Most backpackers who travel to Sweden just visit Stockholm. They see the city sights, make excessive jokes about the ridiculous prices and then return to a more moderately-priced Europe. Few travellers get off the beaten path in Sweden mainly due to the fact that scandinavian countries are hella expensive. Understandable, but unfortunate, since each of them has a lot to offer beyond their urban centres.
With such as vast wilderness to the north (including the epic Kings Trail) and picturesque coastal towns dotting the west coast I am always surprised that more people don't adventure outside of Stockholm. So, for anyone looking for an off-the-beaten-path trip in Sweden that will bruise the bank but hopefully not break it, I will elaborate.
First: Visit Göteborg

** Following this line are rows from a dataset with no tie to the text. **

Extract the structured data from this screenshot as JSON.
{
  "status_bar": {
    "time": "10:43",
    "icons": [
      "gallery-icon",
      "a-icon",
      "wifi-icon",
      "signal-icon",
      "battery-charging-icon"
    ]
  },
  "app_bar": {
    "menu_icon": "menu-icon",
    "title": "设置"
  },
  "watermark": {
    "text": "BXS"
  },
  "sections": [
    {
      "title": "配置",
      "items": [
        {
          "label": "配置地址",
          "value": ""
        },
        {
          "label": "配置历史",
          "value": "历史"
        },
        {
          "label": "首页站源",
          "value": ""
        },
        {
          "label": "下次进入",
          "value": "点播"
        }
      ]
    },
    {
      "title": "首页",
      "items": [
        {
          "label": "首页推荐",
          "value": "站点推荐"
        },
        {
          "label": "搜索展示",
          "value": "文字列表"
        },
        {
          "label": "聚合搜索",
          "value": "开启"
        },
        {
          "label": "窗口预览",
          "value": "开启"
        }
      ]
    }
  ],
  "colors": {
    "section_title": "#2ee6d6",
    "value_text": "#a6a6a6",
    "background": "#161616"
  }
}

Göteborg (Gothenburg) is a nice stopover between Denmark and Norway. It's smaller than Stockholm, and is a beautiful, quirky city that you can easily explore on foot. It also will connect you to the smaller towns in nearby Tjörn. From Göteborg you can take a bus to Tjörn which will connect you, via ferry, to three quaint little islands you can explore over a few days.
The Island of Marstrand
Marstrand is the most luxurious of the three islands discussed here. It is the largest and most populated, with around 1300 people spilt over its two halves. You can actually reach part of the island by car, though most people access Marstrand by boat. The main reason to visit here is the 17th century fort, Carlsten. It has a very interesting history, and since many signs inside the fort are in English you can read and explore with ease. The fort has some cool underground passageways to navigate and a gorgeous view from its ramparts. On top of that, there are lots of little shops and stalls open throughout the summer as well as a few restaurants AND night clubs, making Marstrand a surprising destination for any wandering backpacker looking for an unconventional destination to explore.
The Island of Dyrön
Dyrön is a great island for hiking. It has a few paths around and across the island that will allow you to explore the rocky coast as well as the semi-forested interior. The view from the peak of Dyrön is a beautiful place to stop and picnic lunch. Better yet, with only 250 people living on the island you can easily camp on the island and enjoy the view until your heart's content. The island has all the necessities you'll need, as well as a quaint little beach. The ferry comes and goes almost every hour from dawn until dusk, so it is quite accessible from the bus stop at Rönnäng and it's only a stone throw away from Åstol.
The Island of Åstol
Åstol is the smallest of the three islands, a mere rock jutting out from the sea in the Skagerrak strait. It's shockingly tiny, though even with 200 people living there it feels cozy, not cramped. It's an almost surreal destination as it has no roads or cars; it's a far cry from the hustle and bustle of any modern city. Yet Åstol boasts a cafe, restaurant, AND small grocery store. It's harbour is full throughout the summer with boats of all shapes and sizes, with people from all across northern Europe. It's a wonderful place to escape for a day, relaxing on the warm stones before taking a dip in the ocean. It sits close to the mainland, and right between Dyrön and Marstrand, making it a good starting or ending point for your island-hopping adventure.
As For Accommodation...
This far off the well-worn backpacking trail you may be hard pressed to find affordable accommodation. You will either just want to visit for a day and pick your top island destination, find a couchsurfing host you can bunk with to allow you to explore longer, or camp. Camping is free and each harbour has facilities which you can use to freshen up. I am a huge fan of couchsurfing and would strongly recommend that option if you don't happen to have a tent, but even just making it out for a day is a worthwhile excursion and will give you a glimpse at an area of Sweden virtually unnoticed by the average backpacker. I promise it will be worth the hassle.